“From across the river, we hear a boom in the distance. And then another. ‘This is like cowboys and Indians,’ relays a Marine. Indeed it is.” (Hemmer, Bill, 2006 Reporter’s Notebook: Cowboys and Indians. Foxnews.com, March 30. Electronic document, http://ww.foxnews.com/story/0,2933,189147,00.html.)
“Anbar has the savagery, lawlessness and violence of America’s Wild West in the 1870s. The two most lethal cities in Iraq are Fallujah and Ramadi, and . . . between them is Indian Country.”(West, Bing, and Owen West 2007 Iraq’s Real “Civil War.” Wall Street Journal, April 5:A13.)
“I guess if this were the Old West I’d say there are Injuns ahead of us, Injuns behind us, and Injuns on both sides too . . . ” (Editors’ Report 2003 Indian Country of America. Indian Country Today, April 9. Electronic document, http://www.indiancountry.com/content.cfm?id=1049898023.)
“Even the base the Americans have set up on the edge of town, in an abandoned Iraqi police station, is called Forward Operating Base Comanche, with echoes of a fort in Indian country during the 19th-century expansion across the Great Plains.” (Burns, John F. 2004 In the General’s Black Hawk, Flying over a Divided Iraq. The New York Times, January 12:2.)

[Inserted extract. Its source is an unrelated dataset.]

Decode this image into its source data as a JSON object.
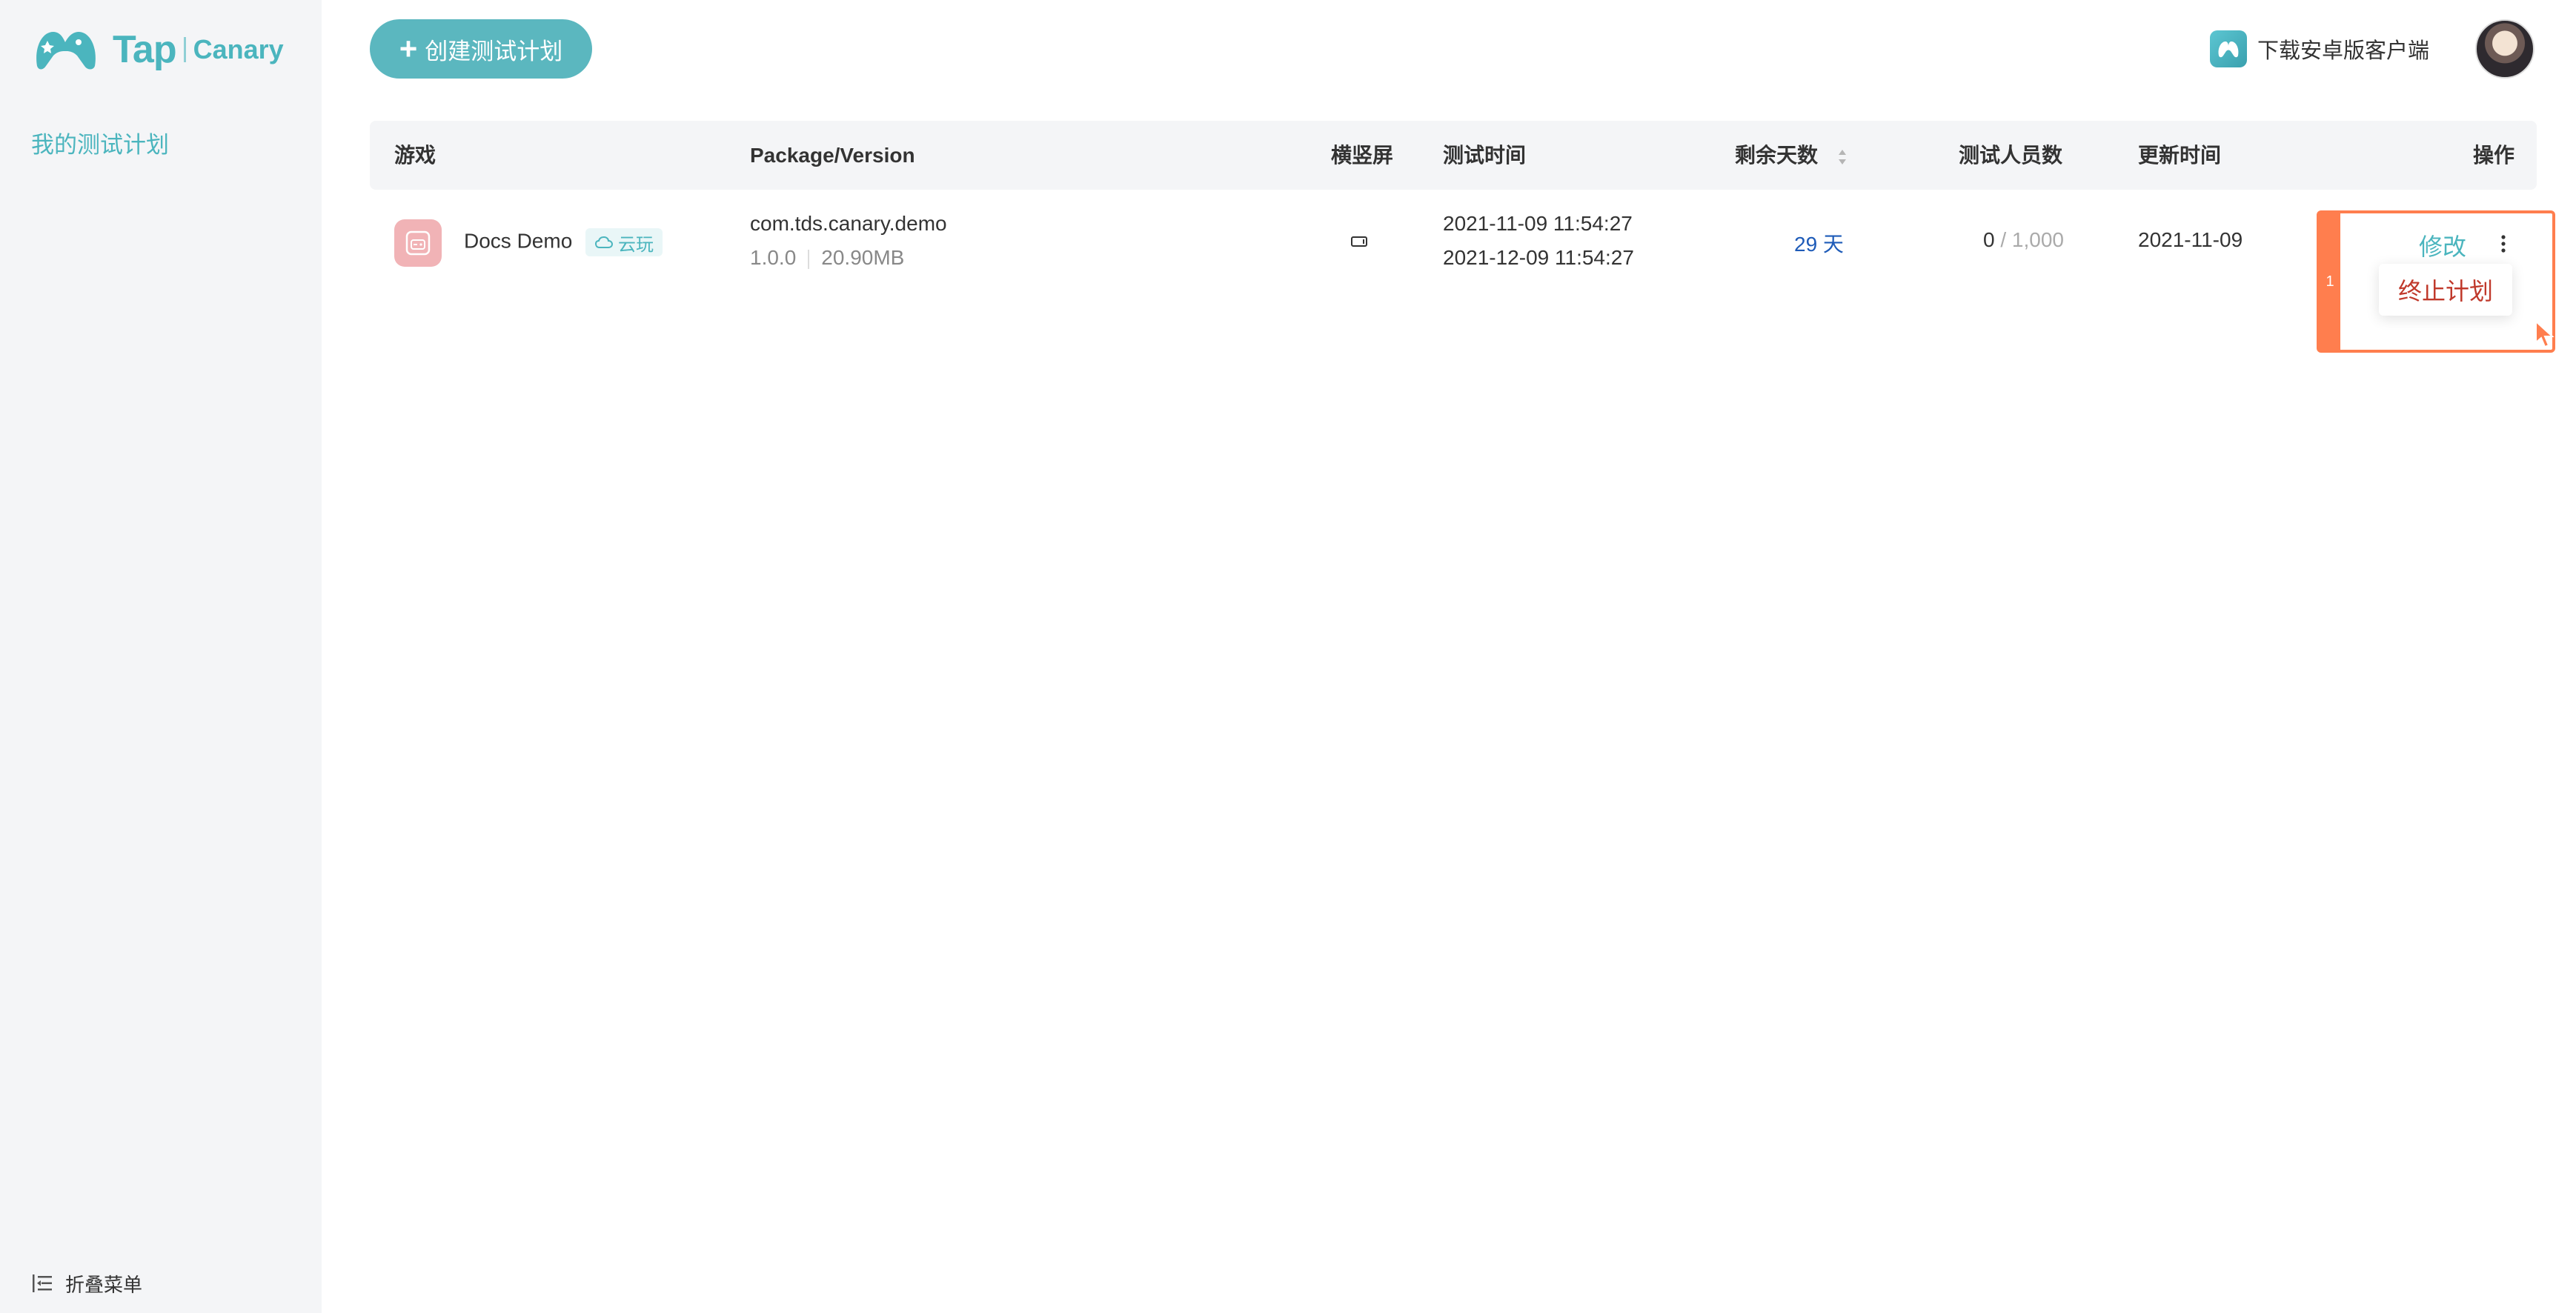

“‘You have so much freedom and authority over there,’ one member of ODA 2021 said. ‘It kind of makes you feel like God when you’re out there in cowboy and Indian country.’” (Sack, Kevin, and Craig Pyes 2006 Firebase Gardez: A Times Investigation. Los Angeles Times, September 24:A1.)
“LT. COL. RALPH PETERS, US ARMY (RET): ‘[T]he convoys, it’s harder to run them, you need more protection. Basically, the wagon trains now have to go through Indian country.’” (Gibson, John, Mike Tobin, and Mike Emmanuel 2004 US Soldier Kidnapped by Terrorists in Iraq. “The Big Story with John Gibson,” Fox News Network, April 16.)

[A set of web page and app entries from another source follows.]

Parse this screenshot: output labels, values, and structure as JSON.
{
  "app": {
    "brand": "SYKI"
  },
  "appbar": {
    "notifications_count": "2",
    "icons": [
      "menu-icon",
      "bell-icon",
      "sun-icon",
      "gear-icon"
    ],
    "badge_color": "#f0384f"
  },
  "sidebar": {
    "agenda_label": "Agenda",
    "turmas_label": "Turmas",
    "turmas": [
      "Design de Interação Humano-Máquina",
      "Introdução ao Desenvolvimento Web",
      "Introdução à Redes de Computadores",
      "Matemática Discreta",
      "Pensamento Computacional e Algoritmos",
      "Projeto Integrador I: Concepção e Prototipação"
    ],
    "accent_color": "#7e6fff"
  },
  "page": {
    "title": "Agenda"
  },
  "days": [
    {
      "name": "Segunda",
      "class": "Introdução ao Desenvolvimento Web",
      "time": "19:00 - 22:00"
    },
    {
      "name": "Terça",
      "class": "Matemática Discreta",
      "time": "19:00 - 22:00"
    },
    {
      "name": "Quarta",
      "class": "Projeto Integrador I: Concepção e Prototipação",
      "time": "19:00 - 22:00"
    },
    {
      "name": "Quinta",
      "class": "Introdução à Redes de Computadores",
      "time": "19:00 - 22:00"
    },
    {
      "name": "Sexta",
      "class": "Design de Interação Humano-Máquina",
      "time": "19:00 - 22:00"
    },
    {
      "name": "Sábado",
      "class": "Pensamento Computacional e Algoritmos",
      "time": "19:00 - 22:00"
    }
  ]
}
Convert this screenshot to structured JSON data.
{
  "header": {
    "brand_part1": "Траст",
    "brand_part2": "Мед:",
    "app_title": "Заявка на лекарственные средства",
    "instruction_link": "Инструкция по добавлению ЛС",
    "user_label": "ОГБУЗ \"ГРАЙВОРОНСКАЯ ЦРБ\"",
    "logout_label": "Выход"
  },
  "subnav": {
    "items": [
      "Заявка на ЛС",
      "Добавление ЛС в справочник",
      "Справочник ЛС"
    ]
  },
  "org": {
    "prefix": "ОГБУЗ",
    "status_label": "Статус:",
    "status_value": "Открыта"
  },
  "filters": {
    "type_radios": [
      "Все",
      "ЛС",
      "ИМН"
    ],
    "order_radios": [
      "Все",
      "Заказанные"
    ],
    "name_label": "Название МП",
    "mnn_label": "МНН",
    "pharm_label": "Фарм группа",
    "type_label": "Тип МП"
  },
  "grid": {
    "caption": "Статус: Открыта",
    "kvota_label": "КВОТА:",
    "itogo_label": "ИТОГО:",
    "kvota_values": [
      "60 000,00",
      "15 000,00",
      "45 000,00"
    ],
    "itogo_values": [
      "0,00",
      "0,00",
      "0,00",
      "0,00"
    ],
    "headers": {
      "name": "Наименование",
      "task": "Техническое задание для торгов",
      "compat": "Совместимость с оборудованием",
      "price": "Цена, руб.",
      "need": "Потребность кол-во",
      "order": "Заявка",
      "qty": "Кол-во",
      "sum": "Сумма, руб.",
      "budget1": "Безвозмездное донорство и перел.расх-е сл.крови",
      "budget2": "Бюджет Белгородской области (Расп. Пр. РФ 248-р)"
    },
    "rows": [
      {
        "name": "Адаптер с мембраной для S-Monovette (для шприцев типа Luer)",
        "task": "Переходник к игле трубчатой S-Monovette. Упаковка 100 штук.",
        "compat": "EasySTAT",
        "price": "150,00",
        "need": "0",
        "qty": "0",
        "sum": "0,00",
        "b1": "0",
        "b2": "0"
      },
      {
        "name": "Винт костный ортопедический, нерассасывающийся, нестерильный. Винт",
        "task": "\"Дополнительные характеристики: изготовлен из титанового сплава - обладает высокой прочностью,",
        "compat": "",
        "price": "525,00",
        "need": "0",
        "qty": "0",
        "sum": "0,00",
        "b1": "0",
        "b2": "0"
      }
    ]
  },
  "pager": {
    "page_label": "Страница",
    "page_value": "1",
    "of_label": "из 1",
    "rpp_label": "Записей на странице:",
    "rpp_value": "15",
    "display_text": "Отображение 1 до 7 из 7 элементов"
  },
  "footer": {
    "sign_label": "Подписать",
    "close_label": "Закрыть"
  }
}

“Ramadi is Indian Country—‘the wild, wild West,’ as the region is called.” (McDonnell, Patrick J. 2004 The Conflict in Iraq: No Shortage of Fighters in Iraq’s Wild West. Los Angeles Times, July 25:A1)
“We refer to our base as ‘Fort Apache’ because it’s right in the middle of Indian country.” (Peirce, Michael 2003 A View from the Frontline in Iraq. LewRockwell.com, April 13. Electronic document, http://www.lewrockwell.com/peirce/peirce73.html.
“Christ be careful out there. This is Indian country in the Hollywood sense of the word.” (Adams, Jeff 2004 Comment on “Greetings from Baghdad,” May 27. Electronic document, http://www.back-toiraq.com/archives/2004/05/greetings_from_baghdad.php.)
“Had he even lifted a finger towards it, there could have been a ‘situation’. Now you know why we call this place either the ‘Old West’ or ‘Indian Country.’” (Reese, Christopher 2003 Operation Iraqi Freedom through the Eyes of an Adventurer, May 2. Electronic document, http://www.scuttlebuttsmallchow.com/reese.html.)
And as Silliman comments:
Contrary to statements made by U.S. military officials, the traffic in these metaphors may be part of the sanctioned but, perhaps, not “official” lexicon of the U.S. government (see Bolger 1995). In October 2006, the Baghdad Overseas Security Advisory Council website had the following statement (which one year later no longer existed): “We will post other things . . . so that your teams can have the best information available if they run into trouble out in ‘Indian Country’ “ (Baghdad Country Council n.d.). Recent newspaper quotations from Stephen Biddle, Senior Fellow at the Council on Foreign Relations and former professor at the U.S. Army War College, further emphasize the currency of this metaphor among military leaders and strategists. The Los Angeles Times quotes him with reference the U.S. Embassy: “If the government of Iraq collapses and becomes transparently just one party in a civil war, you’ve got Ft. Apache in the middle of Indian country, but the Indians have mortars now” (Zavis 2007: A1). The International Herald Tribune quotes Biddle saying “those convoys are going to roll through Indian country with no cavalry” (Knowlton 2006). Even U.S. country music superstar Toby Keith commented on traveling to Iraq to entertain soldiers “in Indian country, in the Wild Wild West” (Masley 2005: W16).